EXERCISE BRIEF:
The records below are to be reproduced exactly, and no picture should appear in the copy.
^^^^
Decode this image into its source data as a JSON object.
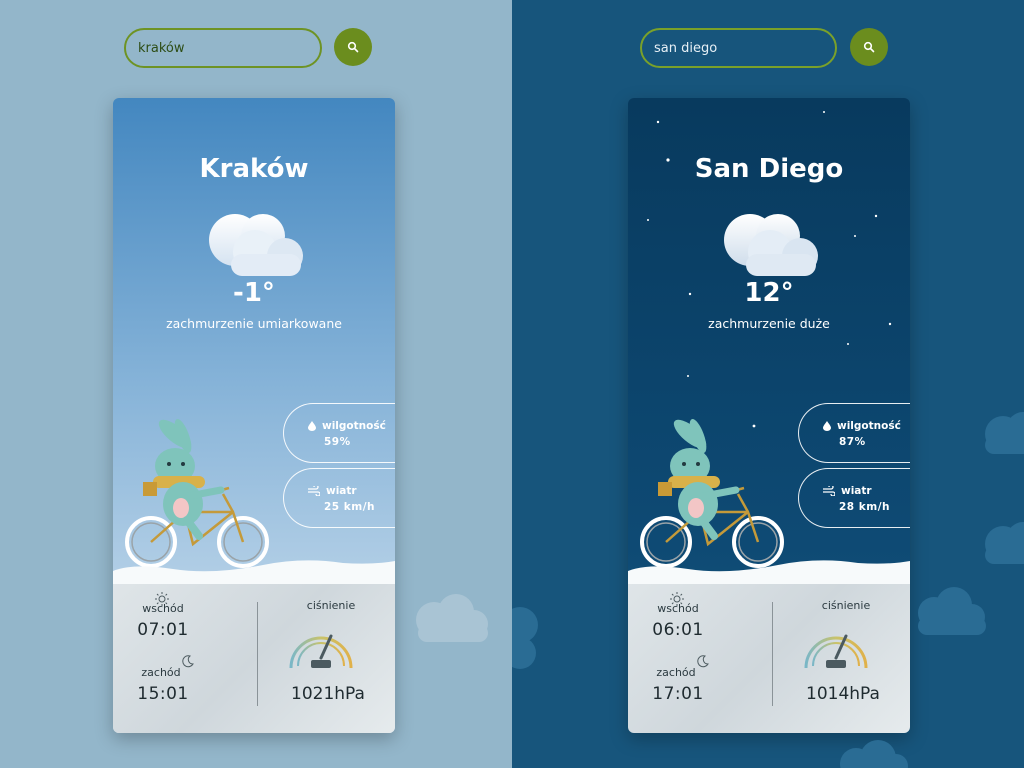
{
  "cards": [
    {
      "search_value": "kraków",
      "city": "Kraków",
      "temperature": "-1°",
      "description": "zachmurzenie umiarkowane",
      "humidity_label": "wilgotność",
      "humidity_value": "59%",
      "wind_label": "wiatr",
      "wind_value": "25 km/h",
      "sunrise_label": "wschód",
      "sunrise_time": "07:01",
      "sunset_label": "zachód",
      "sunset_time": "15:01",
      "pressure_label": "ciśnienie",
      "pressure_value": "1021hPa"
    },
    {
      "search_value": "san diego",
      "city": "San Diego",
      "temperature": "12°",
      "description": "zachmurzenie duże",
      "humidity_label": "wilgotność",
      "humidity_value": "87%",
      "wind_label": "wiatr",
      "wind_value": "28 km/h",
      "sunrise_label": "wschód",
      "sunrise_time": "06:01",
      "sunset_label": "zachód",
      "sunset_time": "17:01",
      "pressure_label": "ciśnienie",
      "pressure_value": "1014hPa"
    }
  ],
  "colors": {
    "left_background": "#93b6ca",
    "right_background": "#17557c",
    "search_accent": "#6b8d1e"
  },
  "icons": [
    "search-icon",
    "cloud-icon",
    "droplet-icon",
    "wind-icon",
    "sun-icon",
    "moon-icon",
    "pressure-gauge-icon"
  ]
}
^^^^
REPLY TO THE TASK:
Decode this image into its source data as a JSON object.
{
  "cards": [
    {
      "search_value": "kraków",
      "city": "Kraków",
      "temperature": "-1°",
      "description": "zachmurzenie umiarkowane",
      "humidity_label": "wilgotność",
      "humidity_value": "59%",
      "wind_label": "wiatr",
      "wind_value": "25 km/h",
      "sunrise_label": "wschód",
      "sunrise_time": "07:01",
      "sunset_label": "zachód",
      "sunset_time": "15:01",
      "pressure_label": "ciśnienie",
      "pressure_value": "1021hPa"
    },
    {
      "search_value": "san diego",
      "city": "San Diego",
      "temperature": "12°",
      "description": "zachmurzenie duże",
      "humidity_label": "wilgotność",
      "humidity_value": "87%",
      "wind_label": "wiatr",
      "wind_value": "28 km/h",
      "sunrise_label": "wschód",
      "sunrise_time": "06:01",
      "sunset_label": "zachód",
      "sunset_time": "17:01",
      "pressure_label": "ciśnienie",
      "pressure_value": "1014hPa"
    }
  ],
  "colors": {
    "left_background": "#93b6ca",
    "right_background": "#17557c",
    "search_accent": "#6b8d1e"
  },
  "icons": [
    "search-icon",
    "cloud-icon",
    "droplet-icon",
    "wind-icon",
    "sun-icon",
    "moon-icon",
    "pressure-gauge-icon"
  ]
}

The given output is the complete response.